However, if you examine the actual impact of NBN Co’s launches, you can see that what is happening in reality is that the events have become a very solid and substantial part of Labor’s Federal Election campaign cycle, and are being used as propaganda vehicles for Labor’s view that its National Broadband Network policy is fundamentally better than the Coalition’s. There is really no objectivity, independence or balance at all to the launch events which NBN Co is organising around the country right now. They may be organised by the company, but their substance, and the way they are being conducted, is extremely favourable to Labor.
Labor is clearly using NBN Co’s launches as a vehicle to promote its own policies. And that is just as clearly a breach of the Caretaker Conventions.
So what could be done to resolve the situation? From this writer’s point of view, the solution is very easy: NBN Co should continue informing the Australian population when it switches on new NBN infrastructure in their area. It should continue distributing information and paying for advertisements about that issue. It should even continue holding launches to highlight the switching on of that new infrastructure. All of that activity is clearly beneficial for the community, and it’s clearly part of NBN Co’s operational remit to conduct such activities, election period or not.
However, what NBN Co should also do is stop allowing Labor to use those launches as its own propaganda platform. The company should inform the Australian Labor Party, the Coalition and every other political party that for the period of the election campaign, no political party or politician will be allowed to speak at its launch events, nor will they be featured in promotional material around such events. NBN Co should do everything in its power to ensure that events are about NBN Co specifically — and not about the Australian Labor Party, Labor Ministers, Labor MPs, Labor candidates or Labor policies.
If NBN Co doesn’t take this step, it risks being seen as partisan and directly involved in the political process.
The underlying truth, of course, is that the organisation was initially created by Labor as the visible enactment of its NBN policy, and I’m sure most NBN Co staff are personally broadly in favour of Labor being re-elected so that the company can continue on its mission of rolling out fibre to most Australian premises. Most NBN Co staff, I am sure, don’t want the Coalition to take power and force NBN Co to radically reshape its network rollout. That kind of political disruption is anathema to the predominantly technical staff which NBN Co employs.
There’s nothing wrong with that. That’s just rational behaviour. But the company also needs to realise that is beholden to the Government of the day.
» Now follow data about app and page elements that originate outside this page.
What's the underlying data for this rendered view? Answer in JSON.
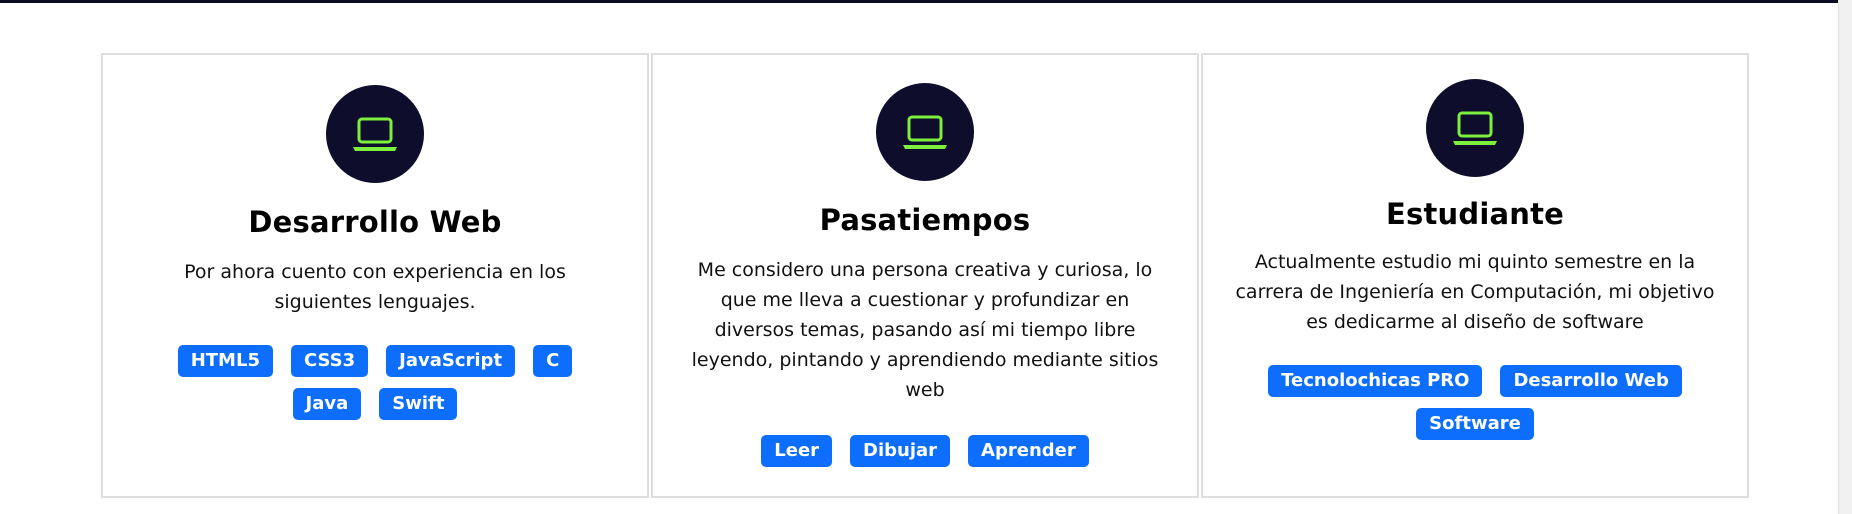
{
  "colors": {
    "icon_circle": "#0e0e2c",
    "icon_stroke": "#7cf03c",
    "tag_bg": "#0d6efd",
    "tag_text": "#ffffff",
    "card_border": "#dedede"
  },
  "cards": [
    {
      "icon": "laptop-icon",
      "title": "Desarrollo Web",
      "description": "Por ahora cuento con experiencia en los siguientes lenguajes.",
      "tags": [
        "HTML5",
        "CSS3",
        "JavaScript",
        "C",
        "Java",
        "Swift"
      ]
    },
    {
      "icon": "laptop-icon",
      "title": "Pasatiempos",
      "description": "Me considero una persona creativa y curiosa, lo que me lleva a cuestionar y profundizar en diversos temas, pasando así mi tiempo libre leyendo, pintando y aprendiendo mediante sitios web",
      "tags": [
        "Leer",
        "Dibujar",
        "Aprender"
      ]
    },
    {
      "icon": "laptop-icon",
      "title": "Estudiante",
      "description": "Actualmente estudio mi quinto semestre en la carrera de Ingeniería en Computación, mi objetivo es dedicarme al diseño de software",
      "tags": [
        "Tecnolochicas PRO",
        "Desarrollo Web",
        "Software"
      ]
    }
  ]
}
And, if it is to have any respect as a government business enterprise in future, it needs to learn the lesson which countless departments, agencies and GBEs have learnt before it — it needs to stay completely independent from the political process during election periods. The alternative is that it it will be seen as having no independence at all.